"Still They Gazed, And Still The Wonder Grew"
Context: In this poem, Goldsmith gives, in his imaginary village of Auburn, an idealized picture of the simple and happy life of rural England before the Enclosure Act and the beginnings of the Industrial Revolution had driven the peasantry either to the cities or to America. In describing the village worthies, Goldsmith, like Gray, in his "Elegy in a Country Churchyard" (1751), lays stress upon the virtues of simple people, and thus he foreshadows the ideas of the Romantic poets of a generation later. One of these worthies is the village schoolmaster, who could write and cipher, measure land; furthermore:
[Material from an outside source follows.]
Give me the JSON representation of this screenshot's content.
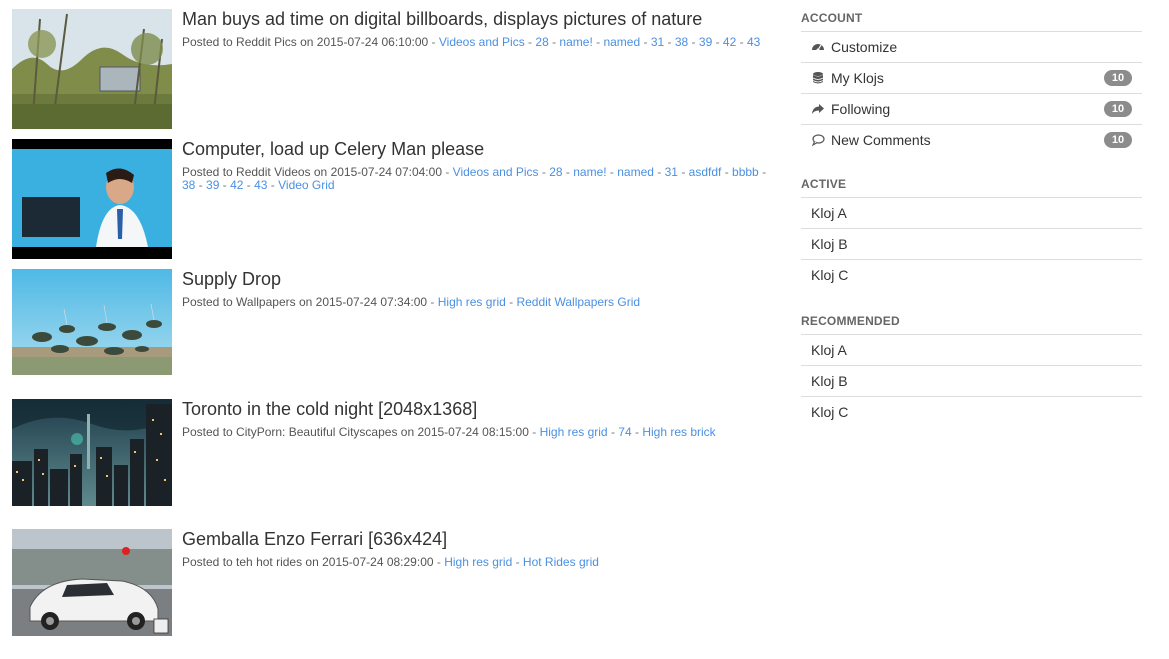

In arguing too, the parson own'd his skill,For e'en though vanguish'd, he could argue still;While words of learned length and thund'ring sound,Amazed the gazing rustics rang'd around,And still they gaz'd, and still the wonder grew,That one small head could carry all he knew.